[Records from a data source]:

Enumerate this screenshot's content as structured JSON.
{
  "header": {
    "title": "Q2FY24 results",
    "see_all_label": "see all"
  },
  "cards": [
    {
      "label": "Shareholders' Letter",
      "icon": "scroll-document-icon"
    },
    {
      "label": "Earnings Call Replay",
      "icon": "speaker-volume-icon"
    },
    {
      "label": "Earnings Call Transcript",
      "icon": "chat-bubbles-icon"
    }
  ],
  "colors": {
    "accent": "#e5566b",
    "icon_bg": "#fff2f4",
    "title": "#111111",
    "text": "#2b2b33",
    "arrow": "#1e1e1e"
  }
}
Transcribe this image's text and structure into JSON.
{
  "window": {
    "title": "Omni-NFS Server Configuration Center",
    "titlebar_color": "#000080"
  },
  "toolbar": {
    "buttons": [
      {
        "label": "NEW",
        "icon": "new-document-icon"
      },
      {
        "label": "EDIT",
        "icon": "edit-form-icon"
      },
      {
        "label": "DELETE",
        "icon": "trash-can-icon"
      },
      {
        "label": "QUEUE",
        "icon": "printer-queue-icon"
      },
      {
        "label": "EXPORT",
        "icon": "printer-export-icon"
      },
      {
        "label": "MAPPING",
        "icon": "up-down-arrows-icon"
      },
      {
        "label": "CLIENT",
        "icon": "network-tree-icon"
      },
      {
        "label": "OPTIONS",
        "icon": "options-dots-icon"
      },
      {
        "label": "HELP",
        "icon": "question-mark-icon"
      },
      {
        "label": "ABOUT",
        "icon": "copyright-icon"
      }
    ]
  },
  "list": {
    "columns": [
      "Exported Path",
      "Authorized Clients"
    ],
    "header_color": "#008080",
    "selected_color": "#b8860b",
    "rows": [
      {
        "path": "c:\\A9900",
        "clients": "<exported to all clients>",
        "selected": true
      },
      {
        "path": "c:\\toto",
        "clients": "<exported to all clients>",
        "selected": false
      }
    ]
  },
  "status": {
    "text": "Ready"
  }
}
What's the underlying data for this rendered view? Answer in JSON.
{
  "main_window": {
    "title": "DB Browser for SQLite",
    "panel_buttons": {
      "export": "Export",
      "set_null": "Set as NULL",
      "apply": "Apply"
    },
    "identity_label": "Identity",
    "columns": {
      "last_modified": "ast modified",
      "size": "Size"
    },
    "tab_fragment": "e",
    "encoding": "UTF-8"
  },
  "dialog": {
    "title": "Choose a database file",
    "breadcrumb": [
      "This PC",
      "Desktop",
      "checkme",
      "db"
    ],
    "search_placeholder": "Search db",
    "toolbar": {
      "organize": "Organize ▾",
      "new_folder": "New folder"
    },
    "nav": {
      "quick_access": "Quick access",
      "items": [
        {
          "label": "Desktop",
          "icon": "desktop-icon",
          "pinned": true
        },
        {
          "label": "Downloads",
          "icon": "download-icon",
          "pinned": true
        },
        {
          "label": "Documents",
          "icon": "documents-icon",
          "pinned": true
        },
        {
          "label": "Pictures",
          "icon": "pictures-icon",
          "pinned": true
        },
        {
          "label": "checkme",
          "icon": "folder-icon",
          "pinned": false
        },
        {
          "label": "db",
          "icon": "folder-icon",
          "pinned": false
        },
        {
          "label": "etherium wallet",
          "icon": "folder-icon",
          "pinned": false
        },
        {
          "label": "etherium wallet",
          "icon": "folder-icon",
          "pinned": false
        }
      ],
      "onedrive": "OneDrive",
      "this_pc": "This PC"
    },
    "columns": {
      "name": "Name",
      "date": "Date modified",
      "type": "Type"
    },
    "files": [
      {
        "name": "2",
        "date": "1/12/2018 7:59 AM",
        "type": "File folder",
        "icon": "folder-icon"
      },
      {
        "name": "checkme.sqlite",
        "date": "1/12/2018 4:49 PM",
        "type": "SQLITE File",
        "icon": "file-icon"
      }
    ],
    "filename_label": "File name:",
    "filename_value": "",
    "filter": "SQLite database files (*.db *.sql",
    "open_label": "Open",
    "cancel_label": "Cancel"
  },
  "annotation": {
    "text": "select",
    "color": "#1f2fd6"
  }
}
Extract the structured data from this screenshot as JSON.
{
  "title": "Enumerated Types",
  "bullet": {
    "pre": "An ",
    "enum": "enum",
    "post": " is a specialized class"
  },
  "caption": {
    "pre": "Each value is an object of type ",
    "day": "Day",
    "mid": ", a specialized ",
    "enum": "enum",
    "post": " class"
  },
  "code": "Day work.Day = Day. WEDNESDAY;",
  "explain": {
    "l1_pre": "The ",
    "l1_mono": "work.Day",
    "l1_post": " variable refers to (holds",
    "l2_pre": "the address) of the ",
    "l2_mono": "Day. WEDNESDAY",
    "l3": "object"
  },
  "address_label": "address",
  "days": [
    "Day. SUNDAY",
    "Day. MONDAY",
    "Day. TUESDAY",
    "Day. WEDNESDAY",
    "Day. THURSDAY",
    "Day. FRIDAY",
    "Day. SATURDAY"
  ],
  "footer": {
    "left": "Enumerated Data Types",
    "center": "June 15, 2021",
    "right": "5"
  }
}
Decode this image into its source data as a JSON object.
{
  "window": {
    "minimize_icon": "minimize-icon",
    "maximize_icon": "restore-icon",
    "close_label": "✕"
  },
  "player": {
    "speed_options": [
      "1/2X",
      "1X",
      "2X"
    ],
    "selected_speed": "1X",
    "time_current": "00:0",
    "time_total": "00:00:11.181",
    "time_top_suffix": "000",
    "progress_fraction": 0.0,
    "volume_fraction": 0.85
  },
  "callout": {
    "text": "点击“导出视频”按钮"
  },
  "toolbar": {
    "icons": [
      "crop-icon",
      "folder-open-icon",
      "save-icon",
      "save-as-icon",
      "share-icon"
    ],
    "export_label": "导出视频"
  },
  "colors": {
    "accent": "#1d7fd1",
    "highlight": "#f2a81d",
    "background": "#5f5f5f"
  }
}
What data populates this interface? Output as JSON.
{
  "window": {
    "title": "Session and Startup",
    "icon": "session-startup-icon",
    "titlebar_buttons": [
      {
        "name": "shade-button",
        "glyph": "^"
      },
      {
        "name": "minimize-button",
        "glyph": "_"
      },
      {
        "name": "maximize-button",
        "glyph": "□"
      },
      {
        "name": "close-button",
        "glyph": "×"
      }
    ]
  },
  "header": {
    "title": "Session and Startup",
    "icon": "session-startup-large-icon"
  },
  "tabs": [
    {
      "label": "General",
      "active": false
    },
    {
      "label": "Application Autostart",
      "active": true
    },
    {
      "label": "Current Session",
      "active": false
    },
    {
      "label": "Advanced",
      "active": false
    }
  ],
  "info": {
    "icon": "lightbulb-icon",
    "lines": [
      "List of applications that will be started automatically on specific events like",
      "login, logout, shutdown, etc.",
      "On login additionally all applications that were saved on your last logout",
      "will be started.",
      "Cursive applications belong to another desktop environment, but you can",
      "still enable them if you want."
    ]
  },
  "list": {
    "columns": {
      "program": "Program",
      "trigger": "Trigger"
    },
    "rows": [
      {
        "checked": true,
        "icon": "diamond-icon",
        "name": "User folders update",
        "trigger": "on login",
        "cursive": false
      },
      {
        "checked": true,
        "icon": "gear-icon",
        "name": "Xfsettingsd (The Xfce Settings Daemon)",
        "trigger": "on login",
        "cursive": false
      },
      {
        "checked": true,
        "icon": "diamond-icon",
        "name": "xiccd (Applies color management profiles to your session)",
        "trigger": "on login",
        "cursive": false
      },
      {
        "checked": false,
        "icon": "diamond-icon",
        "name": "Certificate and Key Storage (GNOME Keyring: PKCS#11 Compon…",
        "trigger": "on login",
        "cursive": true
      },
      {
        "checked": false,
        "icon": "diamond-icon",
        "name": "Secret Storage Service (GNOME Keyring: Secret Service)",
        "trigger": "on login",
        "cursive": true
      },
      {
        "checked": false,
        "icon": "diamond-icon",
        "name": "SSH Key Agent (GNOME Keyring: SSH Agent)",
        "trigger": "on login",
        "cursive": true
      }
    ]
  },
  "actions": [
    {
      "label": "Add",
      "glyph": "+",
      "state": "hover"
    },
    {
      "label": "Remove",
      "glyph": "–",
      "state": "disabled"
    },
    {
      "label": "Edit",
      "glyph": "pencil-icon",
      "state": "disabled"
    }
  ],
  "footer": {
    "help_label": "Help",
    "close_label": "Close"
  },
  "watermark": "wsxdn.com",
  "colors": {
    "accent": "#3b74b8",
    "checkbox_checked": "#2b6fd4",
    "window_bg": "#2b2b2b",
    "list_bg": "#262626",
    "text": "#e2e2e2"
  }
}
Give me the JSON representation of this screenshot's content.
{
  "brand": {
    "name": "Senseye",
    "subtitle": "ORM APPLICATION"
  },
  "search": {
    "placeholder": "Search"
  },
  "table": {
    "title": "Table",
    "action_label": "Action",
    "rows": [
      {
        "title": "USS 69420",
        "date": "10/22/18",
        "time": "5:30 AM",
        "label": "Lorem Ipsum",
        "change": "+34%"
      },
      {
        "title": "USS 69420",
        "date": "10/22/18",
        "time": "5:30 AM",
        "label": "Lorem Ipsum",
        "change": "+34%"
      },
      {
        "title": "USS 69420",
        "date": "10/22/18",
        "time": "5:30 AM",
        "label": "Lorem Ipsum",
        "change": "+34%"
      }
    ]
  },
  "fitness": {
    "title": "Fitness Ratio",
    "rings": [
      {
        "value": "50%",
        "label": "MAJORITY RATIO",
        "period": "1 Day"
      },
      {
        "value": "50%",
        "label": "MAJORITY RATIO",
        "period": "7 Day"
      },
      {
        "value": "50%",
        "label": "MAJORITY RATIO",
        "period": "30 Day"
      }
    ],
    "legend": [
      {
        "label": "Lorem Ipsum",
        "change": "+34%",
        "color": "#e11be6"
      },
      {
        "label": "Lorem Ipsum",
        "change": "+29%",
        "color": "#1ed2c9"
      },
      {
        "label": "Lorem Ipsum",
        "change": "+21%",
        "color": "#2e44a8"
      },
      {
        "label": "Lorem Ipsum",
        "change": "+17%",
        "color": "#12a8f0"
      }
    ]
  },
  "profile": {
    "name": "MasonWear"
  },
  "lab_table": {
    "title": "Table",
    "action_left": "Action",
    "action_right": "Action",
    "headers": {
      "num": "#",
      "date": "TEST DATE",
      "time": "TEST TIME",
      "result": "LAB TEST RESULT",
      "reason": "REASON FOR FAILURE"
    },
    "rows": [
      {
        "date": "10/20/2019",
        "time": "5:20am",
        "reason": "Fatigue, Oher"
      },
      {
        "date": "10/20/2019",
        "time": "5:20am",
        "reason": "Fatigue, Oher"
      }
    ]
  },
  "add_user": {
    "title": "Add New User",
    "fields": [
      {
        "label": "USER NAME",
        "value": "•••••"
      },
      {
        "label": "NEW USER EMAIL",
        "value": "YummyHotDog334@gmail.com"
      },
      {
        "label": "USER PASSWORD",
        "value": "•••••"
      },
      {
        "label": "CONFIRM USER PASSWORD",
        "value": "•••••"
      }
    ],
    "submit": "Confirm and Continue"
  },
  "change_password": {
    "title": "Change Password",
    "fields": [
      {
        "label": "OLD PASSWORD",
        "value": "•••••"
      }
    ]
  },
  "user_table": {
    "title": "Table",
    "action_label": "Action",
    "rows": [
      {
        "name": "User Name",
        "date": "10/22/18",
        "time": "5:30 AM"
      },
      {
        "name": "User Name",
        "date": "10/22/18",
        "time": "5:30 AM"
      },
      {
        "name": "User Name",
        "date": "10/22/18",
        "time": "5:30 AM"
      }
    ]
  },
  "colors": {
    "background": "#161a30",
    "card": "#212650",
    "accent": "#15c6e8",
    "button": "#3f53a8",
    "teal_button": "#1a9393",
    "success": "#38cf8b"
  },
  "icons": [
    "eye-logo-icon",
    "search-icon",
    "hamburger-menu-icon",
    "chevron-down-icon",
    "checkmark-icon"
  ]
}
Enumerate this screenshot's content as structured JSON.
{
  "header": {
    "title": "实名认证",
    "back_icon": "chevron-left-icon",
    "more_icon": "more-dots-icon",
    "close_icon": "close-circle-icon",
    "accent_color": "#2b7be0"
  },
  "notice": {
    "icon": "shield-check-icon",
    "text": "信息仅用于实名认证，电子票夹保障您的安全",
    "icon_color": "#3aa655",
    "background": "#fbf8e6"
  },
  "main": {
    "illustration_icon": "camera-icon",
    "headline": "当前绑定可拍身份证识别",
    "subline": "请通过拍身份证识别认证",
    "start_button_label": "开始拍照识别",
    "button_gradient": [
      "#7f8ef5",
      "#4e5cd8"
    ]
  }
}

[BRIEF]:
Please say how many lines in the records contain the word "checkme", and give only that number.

[EXPECTED ANSWER]:
3